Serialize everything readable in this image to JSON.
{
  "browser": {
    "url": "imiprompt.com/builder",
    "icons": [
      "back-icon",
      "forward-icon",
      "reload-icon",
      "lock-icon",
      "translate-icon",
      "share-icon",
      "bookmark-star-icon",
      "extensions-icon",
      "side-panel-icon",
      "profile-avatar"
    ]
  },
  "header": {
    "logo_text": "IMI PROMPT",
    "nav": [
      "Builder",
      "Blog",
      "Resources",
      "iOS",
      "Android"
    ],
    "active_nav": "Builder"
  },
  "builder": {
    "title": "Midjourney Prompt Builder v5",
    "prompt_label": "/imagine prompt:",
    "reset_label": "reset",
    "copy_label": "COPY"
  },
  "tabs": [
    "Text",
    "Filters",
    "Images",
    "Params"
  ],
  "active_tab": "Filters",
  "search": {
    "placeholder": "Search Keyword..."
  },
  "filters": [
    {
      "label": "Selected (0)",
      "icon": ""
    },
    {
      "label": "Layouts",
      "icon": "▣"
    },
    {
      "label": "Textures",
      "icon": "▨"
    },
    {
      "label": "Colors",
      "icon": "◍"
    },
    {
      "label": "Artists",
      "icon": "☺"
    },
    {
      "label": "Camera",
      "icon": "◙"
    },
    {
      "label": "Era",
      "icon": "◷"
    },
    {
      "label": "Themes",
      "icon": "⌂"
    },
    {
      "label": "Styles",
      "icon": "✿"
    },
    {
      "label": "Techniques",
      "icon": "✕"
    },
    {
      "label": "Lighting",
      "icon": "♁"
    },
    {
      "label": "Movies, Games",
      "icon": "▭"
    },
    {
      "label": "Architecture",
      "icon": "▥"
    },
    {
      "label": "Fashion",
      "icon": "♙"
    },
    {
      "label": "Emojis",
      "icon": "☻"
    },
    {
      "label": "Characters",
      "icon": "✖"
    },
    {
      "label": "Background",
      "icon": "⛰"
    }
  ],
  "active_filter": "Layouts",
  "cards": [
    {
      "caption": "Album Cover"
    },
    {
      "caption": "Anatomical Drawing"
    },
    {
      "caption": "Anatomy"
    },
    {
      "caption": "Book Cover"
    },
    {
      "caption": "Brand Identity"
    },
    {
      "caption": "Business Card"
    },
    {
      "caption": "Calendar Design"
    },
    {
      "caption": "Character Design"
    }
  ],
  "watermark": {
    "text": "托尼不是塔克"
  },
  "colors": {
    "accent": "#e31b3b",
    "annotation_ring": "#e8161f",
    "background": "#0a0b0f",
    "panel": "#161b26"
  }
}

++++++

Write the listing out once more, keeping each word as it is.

▸ **RESPONSE AREA**:
Serialize everything readable in this image to JSON.
{
  "browser": {
    "url": "imiprompt.com/builder",
    "icons": [
      "back-icon",
      "forward-icon",
      "reload-icon",
      "lock-icon",
      "translate-icon",
      "share-icon",
      "bookmark-star-icon",
      "extensions-icon",
      "side-panel-icon",
      "profile-avatar"
    ]
  },
  "header": {
    "logo_text": "IMI PROMPT",
    "nav": [
      "Builder",
      "Blog",
      "Resources",
      "iOS",
      "Android"
    ],
    "active_nav": "Builder"
  },
  "builder": {
    "title": "Midjourney Prompt Builder v5",
    "prompt_label": "/imagine prompt:",
    "reset_label": "reset",
    "copy_label": "COPY"
  },
  "tabs": [
    "Text",
    "Filters",
    "Images",
    "Params"
  ],
  "active_tab": "Filters",
  "search": {
    "placeholder": "Search Keyword..."
  },
  "filters": [
    {
      "label": "Selected (0)",
      "icon": ""
    },
    {
      "label": "Layouts",
      "icon": "▣"
    },
    {
      "label": "Textures",
      "icon": "▨"
    },
    {
      "label": "Colors",
      "icon": "◍"
    },
    {
      "label": "Artists",
      "icon": "☺"
    },
    {
      "label": "Camera",
      "icon": "◙"
    },
    {
      "label": "Era",
      "icon": "◷"
    },
    {
      "label": "Themes",
      "icon": "⌂"
    },
    {
      "label": "Styles",
      "icon": "✿"
    },
    {
      "label": "Techniques",
      "icon": "✕"
    },
    {
      "label": "Lighting",
      "icon": "♁"
    },
    {
      "label": "Movies, Games",
      "icon": "▭"
    },
    {
      "label": "Architecture",
      "icon": "▥"
    },
    {
      "label": "Fashion",
      "icon": "♙"
    },
    {
      "label": "Emojis",
      "icon": "☻"
    },
    {
      "label": "Characters",
      "icon": "✖"
    },
    {
      "label": "Background",
      "icon": "⛰"
    }
  ],
  "active_filter": "Layouts",
  "cards": [
    {
      "caption": "Album Cover"
    },
    {
      "caption": "Anatomical Drawing"
    },
    {
      "caption": "Anatomy"
    },
    {
      "caption": "Book Cover"
    },
    {
      "caption": "Brand Identity"
    },
    {
      "caption": "Business Card"
    },
    {
      "caption": "Calendar Design"
    },
    {
      "caption": "Character Design"
    }
  ],
  "watermark": {
    "text": "托尼不是塔克"
  },
  "colors": {
    "accent": "#e31b3b",
    "annotation_ring": "#e8161f",
    "background": "#0a0b0f",
    "panel": "#161b26"
  }
}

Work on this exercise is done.